Sexual harassment is any unwelcome sexual advances, requests for sexual favours, and other verbal or physical conduct of a sexual nature when submission to such conduct is made either explicitly or implicitly a term or condition of an individual’s employment, or submission to or rejection of such conduct by an individual is used as a basis for employment decisions affecting such individual, or such conduct has the purpose or effect of unreasonably interfering with an individual’s work performance or creating an intimidating, hostile, or offensive working environment. Unwelcome behaviour does not mean “involuntary.”
A victim may consent or agree to certain conduct and actively participate in it even though it is offensive and objectionable. Therefore, sexual conduct is unwelcome whenever the person subjected to it considers it unwelcome. Sexual harassment is a gender-neutral offence, such that men can sexually harass women, and women can sexually harass men. However, statistics show that the overwhelming majority of sexual harassment claims and charges are brought by women claiming that they were sexually harassed by men.
Gender Rights Advocate, Felicia Browne has weighed in on the recent debate , adding that the recent allegations of sexual harassment of a female politician warrant concern for women and men within the politics. Women are said to become targets for unwanted sexual degradation by their opponents and in many cases these are disregarded by the electorate due to biased gender stereotypes.
Though sexual harassment laws have not been implemented in many Caribbean societies, it is critically important to enact such legislation that will protect the rights of all citizens. The nature of sexual harassment can take various forms including but not limited to physical and verbal abuse.
Additionally, sexual harassment can affect both males and female – however women are at a higher risk of becoming victims. Notwithstanding, in cases where the perpetrators are in positions of authority or leadership, effective legistations and interventions like resignation or impeachment should be enacted without prejudice to protect the rights of victims and their families – and to eliminate any further forms of victimization and harassment
In 2011, Don Mitchell JA (Ag) in The Case of Sexual Harassment, referenced Justice Desiree Bernard who stated that, “Sexual harassment in the workplace is a not too unfamiliar scenario in our region. While victims of sexual harassment can be male or female, women suffer disproportionately. Many young women are exploited and forced into sexual liaisons with their male employers to obtain or retain employment. Sexual favours are the “quid pro quo” for permanent job security or advancement. Overall, the key ingredient in sexual harassment is the authority which the harasser wields over the victim who is usually at a disadvantage owing to her fragile economic position, the current employment being in most cases her only means of livelihood. With this foremost in her mind a victim may be reluctant to confront her harasser or report any unwelcome advances.”
Browne adds that dealing with sexual harassment in the political environment should be given priority as both male and women candidates have the right to engage in political discourse without any form of sexism or gender discrimination, or indeed any other threats to their well-being. In the case of Mrs. Jeannine Compton and Mr. Ezekiel Joseph, it is important to note that neither candidate has used this opportunity to highlight sexual harassment as a serious form of gender discrimination in St. Lucia.
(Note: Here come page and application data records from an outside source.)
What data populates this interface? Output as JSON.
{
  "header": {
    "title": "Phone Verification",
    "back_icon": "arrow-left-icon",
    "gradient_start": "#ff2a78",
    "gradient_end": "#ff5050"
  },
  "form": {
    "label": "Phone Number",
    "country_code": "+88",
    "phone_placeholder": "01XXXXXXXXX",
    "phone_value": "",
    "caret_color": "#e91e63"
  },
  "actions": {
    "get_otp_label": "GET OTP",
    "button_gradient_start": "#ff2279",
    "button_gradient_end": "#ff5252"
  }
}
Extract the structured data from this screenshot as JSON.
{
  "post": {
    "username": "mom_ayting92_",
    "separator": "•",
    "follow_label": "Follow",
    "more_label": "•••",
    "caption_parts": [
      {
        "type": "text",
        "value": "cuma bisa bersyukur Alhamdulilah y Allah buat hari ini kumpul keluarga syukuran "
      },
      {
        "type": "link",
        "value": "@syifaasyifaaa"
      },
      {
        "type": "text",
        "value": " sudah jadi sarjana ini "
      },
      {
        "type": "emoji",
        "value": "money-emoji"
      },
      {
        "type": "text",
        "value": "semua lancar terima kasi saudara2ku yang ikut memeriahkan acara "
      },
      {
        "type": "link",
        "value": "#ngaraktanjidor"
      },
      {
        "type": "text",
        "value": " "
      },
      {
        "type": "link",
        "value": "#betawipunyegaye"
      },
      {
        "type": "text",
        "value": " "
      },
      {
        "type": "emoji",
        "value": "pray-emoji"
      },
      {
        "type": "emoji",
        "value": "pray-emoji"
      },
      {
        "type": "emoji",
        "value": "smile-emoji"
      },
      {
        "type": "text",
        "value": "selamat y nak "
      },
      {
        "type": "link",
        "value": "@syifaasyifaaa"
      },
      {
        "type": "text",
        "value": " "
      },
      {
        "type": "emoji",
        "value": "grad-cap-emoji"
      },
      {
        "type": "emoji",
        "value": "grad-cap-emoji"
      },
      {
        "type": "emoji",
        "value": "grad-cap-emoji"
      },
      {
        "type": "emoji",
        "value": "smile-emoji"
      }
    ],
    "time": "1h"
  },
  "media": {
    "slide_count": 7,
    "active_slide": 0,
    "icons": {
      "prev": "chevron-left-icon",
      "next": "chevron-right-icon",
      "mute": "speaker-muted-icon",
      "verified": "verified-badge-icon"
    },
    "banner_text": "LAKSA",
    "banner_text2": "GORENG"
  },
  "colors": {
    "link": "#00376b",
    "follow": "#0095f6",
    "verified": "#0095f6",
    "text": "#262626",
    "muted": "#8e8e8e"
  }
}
It is known that males and females are subjects of such violations and such an opportunity should be used to ensure sexual legislation that will protect both males and females. Though women have in the recent past received public support , very little has been done to educate and protect males from allegations that may harm their lives and reputations. To this date, male politicians have not seen the need to speak out on such matters that affect them or their professions. It is equally important to note that when sexual violation concerns are raised within the public space, our society including political parties must ensure that there are effective mechanisms/ intervention processes in place to address such gender rights matters.
We cannot assume that sexual harassment will simply disappear – this growing epidemic must be given immediate consideration. It is time that sexual harassment laws be enacted within our State laws – and not only by private sectors provide employees with limited in legal redresss when such violations occur.
At this stage, this troubling incident should not be used as political mileage as neither parties have updated the public on any pertinent laws to address sexual harassment. As a result, victims (males and females) are left to defend themselves through whatever medium that are available to them. Sadly, some are silenced by the
fears of the repercussions and consequences that are waged by unfounded gendered beliefs and cultural sexism.